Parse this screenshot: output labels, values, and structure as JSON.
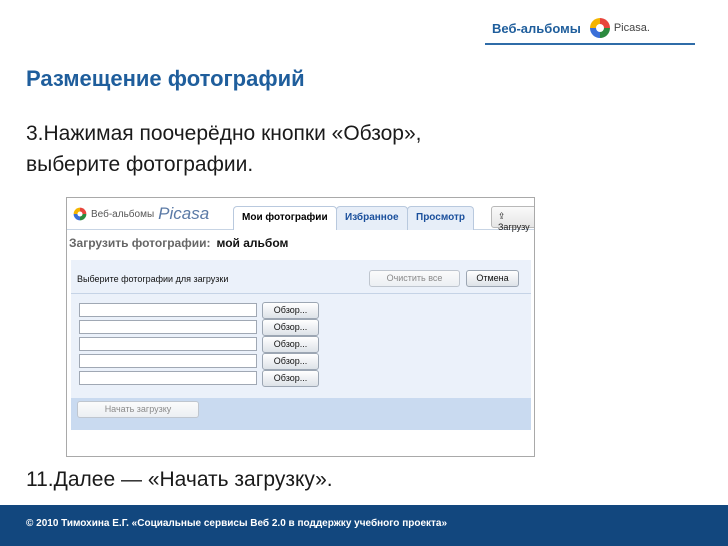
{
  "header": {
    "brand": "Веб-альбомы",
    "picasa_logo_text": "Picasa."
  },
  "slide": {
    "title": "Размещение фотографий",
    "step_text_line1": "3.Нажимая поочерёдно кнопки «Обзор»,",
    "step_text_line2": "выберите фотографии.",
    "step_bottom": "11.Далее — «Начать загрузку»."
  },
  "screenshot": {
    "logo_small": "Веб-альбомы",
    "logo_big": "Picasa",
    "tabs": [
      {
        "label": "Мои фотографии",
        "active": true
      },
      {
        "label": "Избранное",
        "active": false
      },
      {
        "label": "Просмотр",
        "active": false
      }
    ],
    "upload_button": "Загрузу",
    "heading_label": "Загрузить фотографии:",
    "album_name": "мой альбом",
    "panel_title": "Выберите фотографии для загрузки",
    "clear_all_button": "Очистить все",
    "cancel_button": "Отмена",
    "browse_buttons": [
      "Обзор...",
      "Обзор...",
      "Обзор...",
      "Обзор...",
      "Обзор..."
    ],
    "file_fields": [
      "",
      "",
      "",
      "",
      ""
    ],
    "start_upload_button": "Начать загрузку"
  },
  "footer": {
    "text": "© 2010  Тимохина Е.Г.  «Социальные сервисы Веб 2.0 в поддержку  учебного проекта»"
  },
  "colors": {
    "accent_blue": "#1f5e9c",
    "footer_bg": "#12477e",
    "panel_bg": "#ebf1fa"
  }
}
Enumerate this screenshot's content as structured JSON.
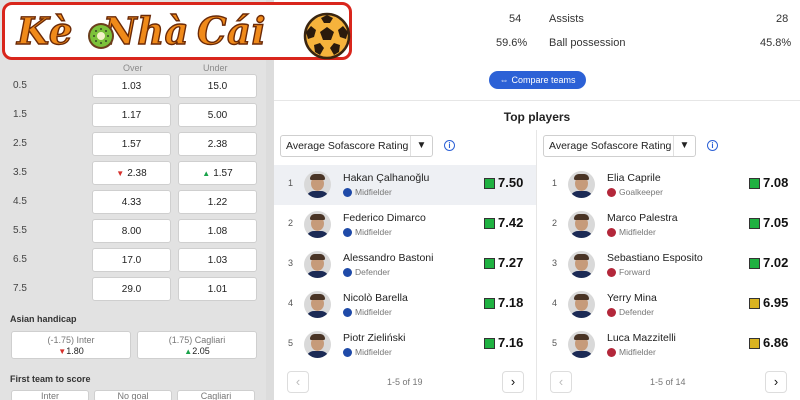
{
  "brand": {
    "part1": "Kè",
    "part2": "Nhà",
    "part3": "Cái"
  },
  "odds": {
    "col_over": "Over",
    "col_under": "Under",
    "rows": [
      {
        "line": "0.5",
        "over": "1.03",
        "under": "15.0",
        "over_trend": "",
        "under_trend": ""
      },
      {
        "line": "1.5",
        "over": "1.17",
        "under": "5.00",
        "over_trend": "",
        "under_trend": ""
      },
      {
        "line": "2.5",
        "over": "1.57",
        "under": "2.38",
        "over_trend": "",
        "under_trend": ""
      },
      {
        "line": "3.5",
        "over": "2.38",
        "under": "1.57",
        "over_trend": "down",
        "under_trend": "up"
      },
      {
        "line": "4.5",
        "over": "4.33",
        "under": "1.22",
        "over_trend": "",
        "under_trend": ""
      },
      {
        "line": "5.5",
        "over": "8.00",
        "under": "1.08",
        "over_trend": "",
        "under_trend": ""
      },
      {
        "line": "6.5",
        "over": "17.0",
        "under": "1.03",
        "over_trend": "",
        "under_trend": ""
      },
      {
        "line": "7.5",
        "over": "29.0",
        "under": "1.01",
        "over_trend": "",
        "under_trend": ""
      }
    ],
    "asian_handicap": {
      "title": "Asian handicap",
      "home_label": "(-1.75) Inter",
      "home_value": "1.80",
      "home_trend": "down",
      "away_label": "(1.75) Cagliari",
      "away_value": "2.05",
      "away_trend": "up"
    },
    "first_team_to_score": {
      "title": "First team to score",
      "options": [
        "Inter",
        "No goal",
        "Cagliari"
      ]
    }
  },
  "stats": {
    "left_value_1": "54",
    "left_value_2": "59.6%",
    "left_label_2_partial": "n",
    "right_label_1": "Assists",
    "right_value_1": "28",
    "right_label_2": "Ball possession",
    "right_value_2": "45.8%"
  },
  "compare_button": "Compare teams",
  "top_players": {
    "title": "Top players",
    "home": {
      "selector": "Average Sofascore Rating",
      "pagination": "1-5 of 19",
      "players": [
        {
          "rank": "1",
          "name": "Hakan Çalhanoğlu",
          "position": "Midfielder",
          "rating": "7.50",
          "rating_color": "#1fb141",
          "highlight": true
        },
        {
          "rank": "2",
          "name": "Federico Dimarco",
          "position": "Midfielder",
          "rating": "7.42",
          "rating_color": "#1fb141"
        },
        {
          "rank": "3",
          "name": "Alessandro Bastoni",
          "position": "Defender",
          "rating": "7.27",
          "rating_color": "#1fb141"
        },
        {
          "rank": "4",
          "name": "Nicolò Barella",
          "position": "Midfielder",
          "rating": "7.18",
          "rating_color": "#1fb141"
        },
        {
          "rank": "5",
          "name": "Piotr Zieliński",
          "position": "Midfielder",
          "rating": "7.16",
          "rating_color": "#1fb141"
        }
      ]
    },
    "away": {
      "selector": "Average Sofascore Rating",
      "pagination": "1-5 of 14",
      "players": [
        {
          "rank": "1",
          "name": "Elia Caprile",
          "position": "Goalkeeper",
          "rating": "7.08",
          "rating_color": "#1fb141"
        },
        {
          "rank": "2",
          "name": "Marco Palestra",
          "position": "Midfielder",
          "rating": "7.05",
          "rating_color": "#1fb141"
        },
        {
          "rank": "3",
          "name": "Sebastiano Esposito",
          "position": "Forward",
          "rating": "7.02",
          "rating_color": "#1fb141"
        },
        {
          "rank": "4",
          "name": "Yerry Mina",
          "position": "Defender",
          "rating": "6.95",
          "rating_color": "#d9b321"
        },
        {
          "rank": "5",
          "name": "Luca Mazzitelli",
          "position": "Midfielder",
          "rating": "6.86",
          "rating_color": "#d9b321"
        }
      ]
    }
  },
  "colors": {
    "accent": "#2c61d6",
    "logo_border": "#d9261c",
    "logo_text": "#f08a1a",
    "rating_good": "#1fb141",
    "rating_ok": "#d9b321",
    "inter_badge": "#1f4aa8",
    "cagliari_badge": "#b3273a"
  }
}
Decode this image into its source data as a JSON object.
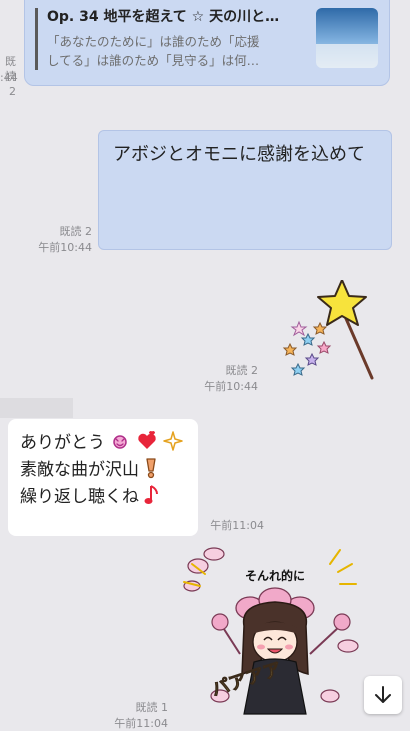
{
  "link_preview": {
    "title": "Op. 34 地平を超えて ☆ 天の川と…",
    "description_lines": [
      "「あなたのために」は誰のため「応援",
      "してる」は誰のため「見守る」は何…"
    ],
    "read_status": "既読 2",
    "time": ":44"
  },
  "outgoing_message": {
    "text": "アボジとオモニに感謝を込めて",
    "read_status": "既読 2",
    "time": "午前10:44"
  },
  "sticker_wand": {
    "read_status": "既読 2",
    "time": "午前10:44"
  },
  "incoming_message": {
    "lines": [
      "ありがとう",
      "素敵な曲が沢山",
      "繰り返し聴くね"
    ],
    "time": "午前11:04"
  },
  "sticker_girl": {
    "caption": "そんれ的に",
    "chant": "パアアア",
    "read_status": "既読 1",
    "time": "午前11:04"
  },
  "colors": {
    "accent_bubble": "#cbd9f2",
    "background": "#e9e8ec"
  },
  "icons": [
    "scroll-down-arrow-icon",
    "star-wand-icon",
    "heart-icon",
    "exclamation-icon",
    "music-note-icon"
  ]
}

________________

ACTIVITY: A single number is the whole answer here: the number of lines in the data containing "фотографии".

ANSWER AREA: 4